Surface Mounting Technology Build Better Products

(Pixabay / StockSnap)

Here’s a closer look at the benefits of surface mounting technology:

  • More space for attaching components – The traditional way of drilling holes into the circuit board monopolizes the bottom of the board for wiring. Both the top and the bottom of the board are open for component mounting when SMT is used. This means that more systems could be packed onto a single circuit board.
  • Eliminates the need for drilling too many holes – The strength of the circuit board is significantly diminished every time a new hole is drilled into it. Too many holes will increase the risk of fractures on the circuit board. SMT requires very few holes, preserving the strength of the circuit board.
  • Less vibration – With through-hole technology, wires commonly come loose. This is due to the frequent vibration experienced on a through-hole circuit board. The SMT minimizes vibrations which help keep wires in place.
  • More rapid prototyping – It is easier and faster to make prototypes of circuit boards that use surface mount technology. A full prototype of an SMT circuit board could be completed in a matter of a few days. It commonly takes up to a week to finish a prototype with the through-hole method.
  • Better outcomes – Products that use SMT circuit boards are generally superior to those that were manufactured using the through-hole method. The products are stronger and more compact with firmer wire attachments.

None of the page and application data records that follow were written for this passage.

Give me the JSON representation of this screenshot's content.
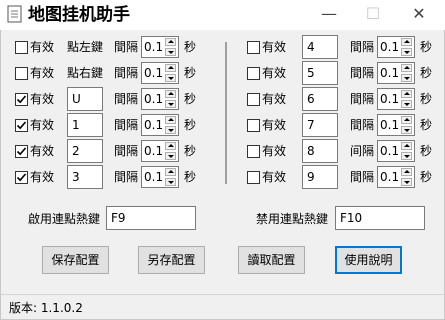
{
  "window": {
    "title": "地图挂机助手",
    "minimize": "—",
    "maximize": "☐",
    "close": "✕"
  },
  "labels": {
    "enabled": "有效",
    "interval": "間隔",
    "interval_alt": "间隔",
    "seconds": "秒"
  },
  "left_rows": [
    {
      "checked": false,
      "key": "點左鍵",
      "interval": "0.1"
    },
    {
      "checked": false,
      "key": "點右鍵",
      "interval": "0.1"
    },
    {
      "checked": true,
      "key": "U",
      "interval": "0.1"
    },
    {
      "checked": true,
      "key": "1",
      "interval": "0.1"
    },
    {
      "checked": true,
      "key": "2",
      "interval": "0.1"
    },
    {
      "checked": true,
      "key": "3",
      "interval": "0.1"
    }
  ],
  "right_rows": [
    {
      "checked": false,
      "key": "4",
      "interval": "0.1"
    },
    {
      "checked": false,
      "key": "5",
      "interval": "0.1"
    },
    {
      "checked": false,
      "key": "6",
      "interval": "0.1"
    },
    {
      "checked": false,
      "key": "7",
      "interval": "0.1"
    },
    {
      "checked": false,
      "key": "8",
      "interval": "0.1"
    },
    {
      "checked": false,
      "key": "9",
      "interval": "0.1"
    }
  ],
  "hotkeys": {
    "enable_label": "啟用連點熱鍵",
    "enable_value": "F9",
    "disable_label": "禁用連點熱鍵",
    "disable_value": "F10"
  },
  "buttons": {
    "save": "保存配置",
    "save_as": "另存配置",
    "load": "讀取配置",
    "help": "使用說明"
  },
  "status": {
    "version": "版本: 1.1.0.2"
  },
  "colors": {
    "focus_border": "#0078d7",
    "window_bg": "#f0f0f0"
  }
}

If your manufacturing method is still reliant on the old through-hole technology, look ahead and make plans to shift to surface mount technology.